I did have some issues getting the back tab's shape to come out correctly, since the wool was so bulky. Eh. I think I'll get two largish buttons today and sew them onto the tab, so hopefully that will disguise the wonky factor. It is at least sewn on straight, but this photo was at an angle so it looks a bit more off here than it really is.


And here we are- almost done except for hemming the sleeves. To do that I need to try it on the munchkin and she's at her mother's house right now. :-) This is hanging on an adult size hanger so the sleeves are poking out because the hanger is a little too big.


You can't see them, but the pockets are in the side seams. The buttons are gold colored shell buttons that I had lying around... I think the gold picks up the pink so they look ok.

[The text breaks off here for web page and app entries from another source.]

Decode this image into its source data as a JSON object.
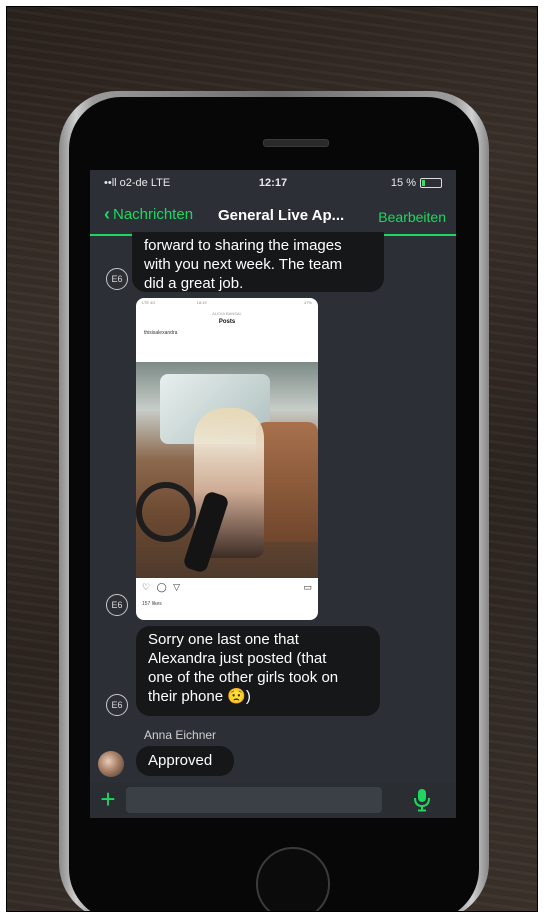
{
  "status": {
    "carrier": "••ll o2-de  LTE",
    "time": "12:17",
    "battery": "15 %"
  },
  "nav": {
    "back_label": "Nachrichten",
    "title": "General Live Ap...",
    "edit_label": "Bearbeiten"
  },
  "messages": {
    "first": {
      "badge": "E6",
      "lines": [
        "forward to sharing the images",
        "with you next week. The team",
        "did a great job."
      ]
    },
    "image": {
      "badge": "E6",
      "mini_status_left": "LTE  4G",
      "mini_status_time": "18:19",
      "mini_status_right": "47%",
      "mini_title": "Posts",
      "mini_subtitle": "ALEXA BANSAL",
      "mini_user": "thisisalexandra",
      "mini_likes": "157 likes"
    },
    "second": {
      "badge": "E6",
      "lines": [
        "Sorry one last one that",
        "Alexandra just posted (that",
        "one of the other girls took on",
        "their phone 😟)"
      ]
    },
    "third": {
      "sender": "Anna Eichner",
      "text": "Approved"
    }
  },
  "input": {
    "placeholder": ""
  },
  "colors": {
    "accent": "#1ed760",
    "bubble": "#151719",
    "screen_bg": "#2c3036"
  },
  "icons": {
    "back": "chevron-left-icon",
    "attach": "plus-icon",
    "voice": "microphone-icon"
  }
}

To make the buttonholes this morning I basted a line down the front, then thread traced where the top & bottom of each buttonhole would be across that line. My machine makes a 4-step buttonhole that uses tiny "X"s up & down the sides and I've discovered that they work very nicely for thick wool coats. With the threadlines marking the top and bottom of the buttonholes it's not too tricky to make them as 4-step buttonholes. :-)

So, there we are, a tiny dress coat for my niece!

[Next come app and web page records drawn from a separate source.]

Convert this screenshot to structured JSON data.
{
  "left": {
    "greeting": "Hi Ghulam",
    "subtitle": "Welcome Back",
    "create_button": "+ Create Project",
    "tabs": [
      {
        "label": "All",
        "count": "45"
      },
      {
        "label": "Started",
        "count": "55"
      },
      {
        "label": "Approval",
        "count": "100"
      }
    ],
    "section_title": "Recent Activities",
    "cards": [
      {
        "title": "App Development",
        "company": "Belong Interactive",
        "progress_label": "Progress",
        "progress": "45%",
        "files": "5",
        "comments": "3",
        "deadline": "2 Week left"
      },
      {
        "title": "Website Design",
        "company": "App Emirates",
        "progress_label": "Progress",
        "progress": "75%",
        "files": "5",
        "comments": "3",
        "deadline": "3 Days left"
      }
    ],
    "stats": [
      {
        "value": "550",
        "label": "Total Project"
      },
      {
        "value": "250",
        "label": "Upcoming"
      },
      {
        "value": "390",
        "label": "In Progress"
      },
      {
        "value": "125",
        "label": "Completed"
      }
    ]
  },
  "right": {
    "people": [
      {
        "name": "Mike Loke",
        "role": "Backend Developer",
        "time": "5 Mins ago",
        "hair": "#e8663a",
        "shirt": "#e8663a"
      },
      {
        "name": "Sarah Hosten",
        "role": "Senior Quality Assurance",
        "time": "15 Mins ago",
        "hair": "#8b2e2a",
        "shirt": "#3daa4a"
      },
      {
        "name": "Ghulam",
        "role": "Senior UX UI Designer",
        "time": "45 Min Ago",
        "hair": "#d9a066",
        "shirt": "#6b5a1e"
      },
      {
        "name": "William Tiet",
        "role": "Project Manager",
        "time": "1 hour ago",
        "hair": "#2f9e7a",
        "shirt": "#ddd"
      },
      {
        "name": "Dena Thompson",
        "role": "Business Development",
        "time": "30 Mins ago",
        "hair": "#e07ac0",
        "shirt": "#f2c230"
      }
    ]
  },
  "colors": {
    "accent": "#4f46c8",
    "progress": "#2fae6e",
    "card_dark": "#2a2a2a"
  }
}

Saturday, November 13, 2010

a new winter coat for Kate

I haven't finished the trim for my niece's military jacket yet, but this weekend I decided I'd start on a new winter coat for her.

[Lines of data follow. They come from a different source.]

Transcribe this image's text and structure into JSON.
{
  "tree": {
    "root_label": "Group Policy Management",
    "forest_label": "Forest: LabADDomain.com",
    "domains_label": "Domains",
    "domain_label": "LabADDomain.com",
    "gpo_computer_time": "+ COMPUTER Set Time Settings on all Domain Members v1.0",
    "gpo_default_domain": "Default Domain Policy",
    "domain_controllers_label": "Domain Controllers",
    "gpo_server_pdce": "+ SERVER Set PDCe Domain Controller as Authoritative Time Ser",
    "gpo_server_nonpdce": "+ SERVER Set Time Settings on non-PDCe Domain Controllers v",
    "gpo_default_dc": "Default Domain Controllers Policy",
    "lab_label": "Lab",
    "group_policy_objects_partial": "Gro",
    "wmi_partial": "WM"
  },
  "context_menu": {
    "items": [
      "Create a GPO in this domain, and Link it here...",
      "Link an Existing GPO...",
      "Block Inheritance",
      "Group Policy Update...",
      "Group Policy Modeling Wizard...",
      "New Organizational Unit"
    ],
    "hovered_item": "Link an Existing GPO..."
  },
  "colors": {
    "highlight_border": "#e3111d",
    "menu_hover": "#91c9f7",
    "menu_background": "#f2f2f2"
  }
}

I bought this lining fabric at Joann's about two years ago:
lining fabric

and I bought this fabric from Mood about 3 years ago- it was $40/yard, so it's one of the most expensive pieces of fabric I've ever bought. But the instant that I saw it, I knew that it had to be made into a sweet little coat for one of my nieces!

polka dot herringbone

The fabric's reverse side is kind of neat looking as well:
fabric reverse

I'm using BWOF 11-2010-147, from the newest issue. You can see a picture of the pattern on the german site. And here's the line drawing:

coat pattern

So far, I've cut the fashion fabric, fused the bodice pieces to woven fusible interfacing, and sewn up the lining. Let me tell you right now what's not going to happen: welt pockets (I'll put them on the side seams instead). No way am I messing up $50 of fabric with imperfect welt pockets!! ;)

This project is reminding me why I love sewing little girl outfits, they go together so incredibly quickly. The lining just zipped together in a few minutes!

Sunday, November 7, 2010

a quiet weekend

This is Henry:

Henry lives in a small printshop in Brooklyn that is stuffed full of 100 to 50 year old letterpress print machines. Henry and I had some quality time today while I learned how to print the same way they used to in the 1800s... pick out individual letters, load them into a chase, ink your press, and print the page one sheet at a time. It was slooow going, frustrating, tedious, and hard physical work, but totally worth learning. So now I'm qualified as a letter press printer in the shop and I can go in and print my own projects. Oh boy.

Setting text in a chase

To get all philosophical, it has a lot of the same appeal as learning how to sew garments, doing something carefully by hand that's usually done in mass production these days. The prints are like 10000% more beautiful when you've spent the last hour setting the text and aligning your paper than when it just spits out of an ink jet printer. ;) I've seen this kind of printing demonstrated before but never done it myself, so I had no appreciation for the amount of effort it takes to print a carefully lined up block of text straight on a piece of paper using these old technologies.

To get all practical, hello letterpress wedding invites that I can now print myself at cost. I'm sure there will be some artsy fartsy projects produced, but there will also definitely be some wedding printing going down. ;)

Printing workshop

This was work-by-hand weekend, apparently, because I also spent several hours sewing buttons, frogs, and trim onto Kate's little military jacket. Still coming along... I'm thinking right now about putting snaps under the frogs since they might be hard for her little hands to open & close easily.

Here we have the buttons (from Pacific Trim) down the front princess seam & one side of the frogs:


I'm still debating what to do on the collars and the sleeve cuffs, to add braid or buttons onto them.